Crowdfunding can be a great way to raise money for a new (or existing) business. Whether financing restaurants on wheels or a new product , we’re exploring the different roads to crowdfunding success of small business owners—and what happens after the campaign is over.
“Bacon started everything,” says Chris Walters, chef/owner of the soon-to-come Das Wafel food truck in Buffalo, NY.
He’d grown up around pork, cooking alongside his dad from the age of six. He grew up to be a classically trained chef with a passion for BBQ and entrepreneurship.
Walters set up his own 25” keg smoker to cure meats, and decided to develop his own bacon recipe. After refining it for more than a year, he test-marketed it to friends and family. Within 36 hours, he had sold 60 lbs of freshly-cured bacon—far more than expected. Encouraged, he started working on a business plan.
He quickly found out the regulations for selling a retail food product are far more strict than the rules for operating a restaurant. Running a food truck that sells bacon would be easier than selling it online. But where to get a food truck?
Then, a colleague emailed him a photo of a food truck listed for sale on Craigslist. “Actually, it was more like the beginning of a food truck,” says Walters, who needed about $25,000 to turn the bus into a functional mobile kitchen.

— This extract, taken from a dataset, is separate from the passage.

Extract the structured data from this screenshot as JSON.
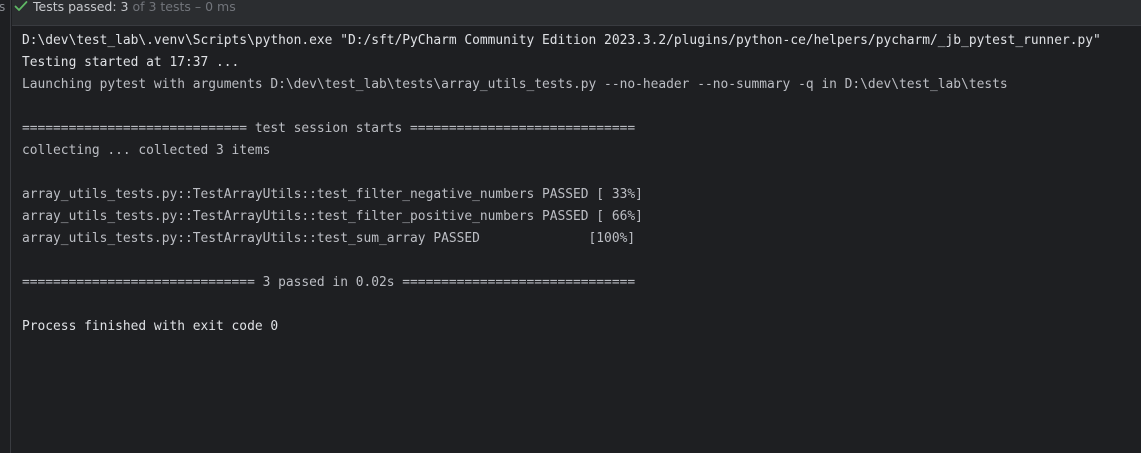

Making Funding Choices
To get the money, “I talked to banks,” Walters says. “They laughed.” He was told that food service businesses and restaurants are “not looked upon favorably” in the traditional financing community. So he started researching nontraditional options, and narrowed his choices to:

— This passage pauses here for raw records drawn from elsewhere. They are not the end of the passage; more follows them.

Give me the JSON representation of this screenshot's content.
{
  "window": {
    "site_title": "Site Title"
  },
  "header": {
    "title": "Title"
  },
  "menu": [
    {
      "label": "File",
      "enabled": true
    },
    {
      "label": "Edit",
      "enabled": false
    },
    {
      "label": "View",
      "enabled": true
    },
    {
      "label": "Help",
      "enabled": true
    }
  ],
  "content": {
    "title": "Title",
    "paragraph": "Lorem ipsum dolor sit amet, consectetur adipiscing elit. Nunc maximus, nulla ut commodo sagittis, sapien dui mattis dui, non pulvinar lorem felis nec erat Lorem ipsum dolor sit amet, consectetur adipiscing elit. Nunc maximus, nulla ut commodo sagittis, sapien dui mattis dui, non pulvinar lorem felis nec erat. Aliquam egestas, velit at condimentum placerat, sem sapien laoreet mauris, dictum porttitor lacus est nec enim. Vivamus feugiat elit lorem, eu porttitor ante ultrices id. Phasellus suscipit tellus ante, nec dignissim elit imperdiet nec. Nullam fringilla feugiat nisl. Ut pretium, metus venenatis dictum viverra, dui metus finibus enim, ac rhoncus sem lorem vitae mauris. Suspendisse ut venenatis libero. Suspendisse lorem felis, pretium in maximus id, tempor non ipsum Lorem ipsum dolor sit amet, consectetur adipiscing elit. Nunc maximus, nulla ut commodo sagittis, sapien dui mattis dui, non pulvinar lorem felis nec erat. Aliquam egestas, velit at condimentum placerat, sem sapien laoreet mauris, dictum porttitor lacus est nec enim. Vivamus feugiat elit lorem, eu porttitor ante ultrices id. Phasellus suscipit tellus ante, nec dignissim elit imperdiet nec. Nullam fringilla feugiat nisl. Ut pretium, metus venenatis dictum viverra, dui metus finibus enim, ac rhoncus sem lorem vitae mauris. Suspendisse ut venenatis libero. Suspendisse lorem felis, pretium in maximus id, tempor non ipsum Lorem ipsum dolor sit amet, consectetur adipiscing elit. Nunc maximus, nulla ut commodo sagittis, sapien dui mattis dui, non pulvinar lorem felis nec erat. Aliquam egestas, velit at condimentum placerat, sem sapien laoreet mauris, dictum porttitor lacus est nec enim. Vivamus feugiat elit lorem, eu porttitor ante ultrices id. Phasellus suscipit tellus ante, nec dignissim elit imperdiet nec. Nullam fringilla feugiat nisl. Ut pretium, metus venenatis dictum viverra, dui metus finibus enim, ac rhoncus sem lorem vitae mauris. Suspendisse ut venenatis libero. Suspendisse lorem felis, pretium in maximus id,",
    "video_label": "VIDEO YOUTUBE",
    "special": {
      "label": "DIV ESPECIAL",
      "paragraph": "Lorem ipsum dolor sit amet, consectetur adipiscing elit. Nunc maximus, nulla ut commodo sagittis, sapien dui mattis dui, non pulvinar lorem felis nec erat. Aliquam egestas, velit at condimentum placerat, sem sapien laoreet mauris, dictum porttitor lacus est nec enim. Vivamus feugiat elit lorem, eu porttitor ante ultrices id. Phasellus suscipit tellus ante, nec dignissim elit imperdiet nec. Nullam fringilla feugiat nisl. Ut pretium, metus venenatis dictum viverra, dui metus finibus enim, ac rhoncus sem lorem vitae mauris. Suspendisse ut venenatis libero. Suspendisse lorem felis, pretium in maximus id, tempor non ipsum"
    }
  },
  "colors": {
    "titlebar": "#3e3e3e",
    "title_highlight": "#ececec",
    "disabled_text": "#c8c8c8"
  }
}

- Peer-to-peer lending
“Kickstarter seemed the most business-project oriented,” he says, which is why he opted to create a campaign there. He was initially planning to ask for $10,000, but realized that it wouldn’t be enough to convert the truck. So he bumped up his goal to $25,000, and launched the campaign.
The Kickstarter campaign lasted 30 days, and Walters didn’t waste any time in promoting it. He alerted all of his current BBQ and bacon customers, announced the Kickstarter initiative on social media, and shared his goal with family and friends. But his efforts only yielded about $15,000, leaving another $10,000 to meet his goal.

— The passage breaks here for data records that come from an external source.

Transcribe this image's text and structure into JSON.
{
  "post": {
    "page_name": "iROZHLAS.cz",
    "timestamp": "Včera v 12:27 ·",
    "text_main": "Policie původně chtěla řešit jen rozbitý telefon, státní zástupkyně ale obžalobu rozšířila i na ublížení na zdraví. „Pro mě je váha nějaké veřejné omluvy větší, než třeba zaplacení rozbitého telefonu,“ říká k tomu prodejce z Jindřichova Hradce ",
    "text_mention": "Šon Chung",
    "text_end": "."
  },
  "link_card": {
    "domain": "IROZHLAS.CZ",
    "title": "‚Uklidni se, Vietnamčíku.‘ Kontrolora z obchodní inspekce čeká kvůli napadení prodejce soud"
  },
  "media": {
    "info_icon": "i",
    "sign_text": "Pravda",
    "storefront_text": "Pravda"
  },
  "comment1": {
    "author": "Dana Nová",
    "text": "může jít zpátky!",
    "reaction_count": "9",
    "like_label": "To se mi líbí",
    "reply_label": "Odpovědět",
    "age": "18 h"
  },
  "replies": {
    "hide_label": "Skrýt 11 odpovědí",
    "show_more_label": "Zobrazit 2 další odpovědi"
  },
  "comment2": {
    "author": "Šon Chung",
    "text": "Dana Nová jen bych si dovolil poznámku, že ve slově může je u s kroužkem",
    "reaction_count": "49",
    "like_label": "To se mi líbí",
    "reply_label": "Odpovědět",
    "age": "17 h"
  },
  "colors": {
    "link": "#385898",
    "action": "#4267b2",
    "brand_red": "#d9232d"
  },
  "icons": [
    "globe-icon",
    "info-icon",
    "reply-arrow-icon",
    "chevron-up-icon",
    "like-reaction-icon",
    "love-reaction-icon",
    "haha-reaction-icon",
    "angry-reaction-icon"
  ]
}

The campaign was scheduled to end on a Friday, so on the Wednesday before, Walters hosted a bacon tasting party. He invited everyone he knew, ran Facebook ads, boosted Facebook posts, and hit social media hard. His marketing paid off: several media outlets showed interest in attending — which was lucky, because on the day of the event, the campaign was still at only $15,000 raised. “At that point, I didn’t think we’d make it to $25,000,” he says—which, according to Kickstarter rules, meant that Das Wafel would get $0.
Just as Walters was close to admitting defeat, the media, who were impressed by the tasting party offerings, came through with positive coverage of Das Wafel’s bacon. Outlets including Buffalo Eats, Buffalo Rising, Step Out Buffalo, and Buffalo’s Business First all ran stories, which Walters promoted through his networks to help last-minute money flow in.
By lunchtime on Friday, Das Wafel was fully funded, at $26,714. After Kickstarter deducted its 5% fee and Amazon took its cut, Walters received around $22,000.
After the Campaign
Few Kickstarter campaigns succeed without some enticement for donors, and Walters’ was bacon. But he regrets that now, admitting he didn’t do an adequate job of investigating perishable shipping requirements before promising to send bacon to donors. The rules and regulations surrounding the shipment of fresh food are complex and restrictive, he quickly learned – much more so than he had imagined.
Of the $22,000 he received, Walters spent $16,500 making the truck operational, and an additional $5,000 on equipment. He kicked in $5,000 more of his own money to get the rest of what he needed, including building a new smokehouse.
Advice and Takeaways
Walters’ advice to entrepreneurs contemplating crowdfunding? Have at least 10% of your project value to start, in savings, so you can add it to the crowdfunding pot if you haven’t reached your goal; that money can make the difference between collecting all your donated cash or not. “If you don’t have that 10%, you don’t have a plan, you have an idea,” he says.
As far as the time commitment, “it’s a full-time job doing a Kickstarter campaign,” he says. Between the constant social media posting and marketing, curing meat to send to donors, and the prep and shipping of packages, Walters worked extra long days. The stress of not knowing if his campaign would be fully funded also took its toll.
Still, Walters would use crowdfunding again – he just wouldn’t reward donors with bacon.
“I have no regrets,” he says. “Das Wafel wouldn’t be happening otherwise.”
For now, however, Das Wafel is on hold. With some mechanical and exterior work still to be done on the truck, Walters elected not to pursue summer food truck contracts, which would have required more upfront cash. His goal is to open for the summer of 2016.
For more information about how to successfully crowdfund your business, check out our Business Owner’s Guide to Crowdfunding.